The Global Rundown India is in the midst of its “worst-ever” water crisis, according to a report by a government think-tank. A magnitude 6.1 earthquake hits Japan, killing three and bursting water mains. Michigan considers loosening its rigid ballast water discharge rules for the Great Lakes. A new study predicts that more than 300,000 coastal […]
Author Archive for: Kayla
About Kayla Ritter
Kayla Ritter is a recent graduate of Michigan State University, where she studied International Relations and Teaching English to Speakers of Other Languages. She is currently based in Manton, Michigan. Kayla enjoys running, writing, and traveling. Contact Kayla Ritter
Entries by Kayla Ritter
The siege of Hodeidah is the biggest battle so far in Yemen’s brutal proxy war.
The Global Rundown Nairobi, Kenya, seeks new water sources amid faltering rainfall. The mayor of Flint, Michigan, pledges to fight “unwarranted” state oversight of the city’s water system. South Africa lifts its drought national disaster as dry conditions ease. New research shows that annual storm-related flood damages could double as coral reefs die off. Water […]
The Global Rundown Israel plans to pump desalinated water into the Sea of Galilee as the lake drops to its lowest level in a century. National forests in Colorado, Arizona, and New Mexico close as wildfires spread in the drought-stricken region. The U.S. Army Corps of Engineers is expected to finish an environmental study of […]

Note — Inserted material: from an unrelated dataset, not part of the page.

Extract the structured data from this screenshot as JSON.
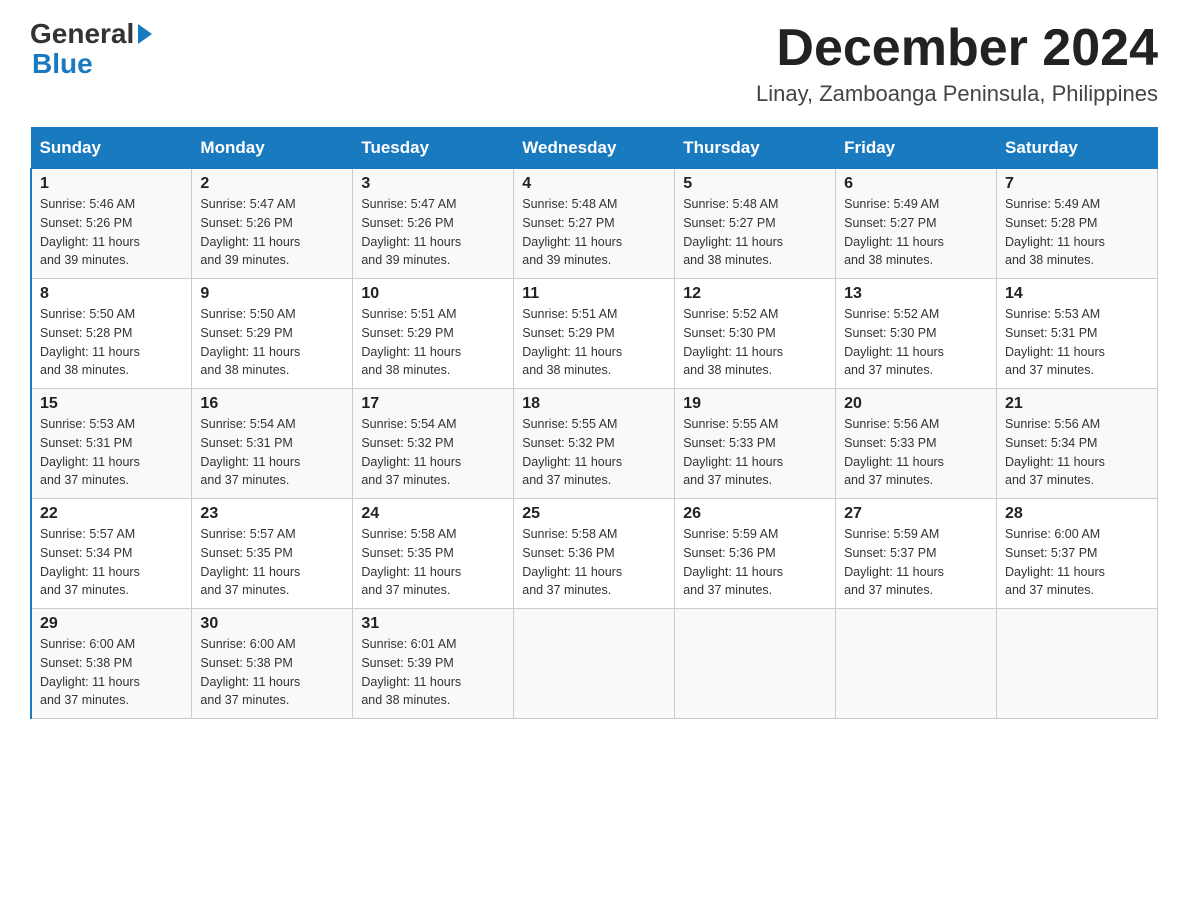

The Global Rundown Egypt and Ethiopia vow to settle their disagreements over the Grand Ethiopian Renaissance Dam. Steady rains continue to ease drought in Cape Town, South Africa. A U.S. crop report finds improved moisture conditions from North Dakota to Ohio. India and China resolve their dispute over sharing data on the Brahmaputra and Sutlej […]
The Rundown Nearly 1 million refugees fled Myanmar in the last 10 months in the wake of violent and gruesome attacks against the Rohingya Muslim minority. Most settled in Cox’s Bazaar, a now-overcrowded district of neighboring Bangladesh. As refugees poured in, shelters and other infrastructure were hastily constructed out of ramshackle materials. Now, the Rohingya […]
The Global Rundown Researchers find microplastics and hazardous chemicals in snow and ice samples taken from Antarctica. The Red Cross pulls 71 staff members out of Yemen amid security concerns, disrupting water, food, and surgical aid. Thames Water plans to pay £65 million ($87 million) to customers after failing to curb excessive leakage. Phoenix, Arizona, […]
The Global Rundown A new report reveals that high-tide flooding in the United States has doubled in the past 30 years. Wales offers 200 million pounds ($268 million) in funding toward the world’s first tidal lagoon project. Tasmania earmarks 14 possible hydropower sites in an aim to double its renewable energy capacity. Data shows that […]
Tehran, the capital and largest city, could soon be the epicenter of Iran’s water crisis.
The Global Rundown As Turkey begins filling an upstream reservoir, the country assures Iraq that it will not cut off water supplies to the Tigris River. India aims to cut heat wave deaths with “common sense” policies, including free water. Pumping groundwater can lead to heightened arsenic levels in irrigation and drinking water, a new […]
The Global Rundown Prices of piped drinking water in Egypt spike by up to 46.5 percent. Plastic chokes beaches and waterways in coastal Vietnam. As the 2018 hurricane season begins, thousands in Houston, Texas, are still displaced from 2017’s Hurricane Harvey. Schools shut down in Shimla, India, as the city’s water crisis persists. Rainfall in […]
The Rundown Fighting in Derna, Libya, reached “unprecedented levels” in recent weeks, leaving thousands of residents without water, food, and medicine. The city, on Libya’s eastern coast, has been encircled by the Libyan National Army (LNA) since July 2017. The LNA is trying to take Derna from a coalition of local fighters and Islamist militants. […]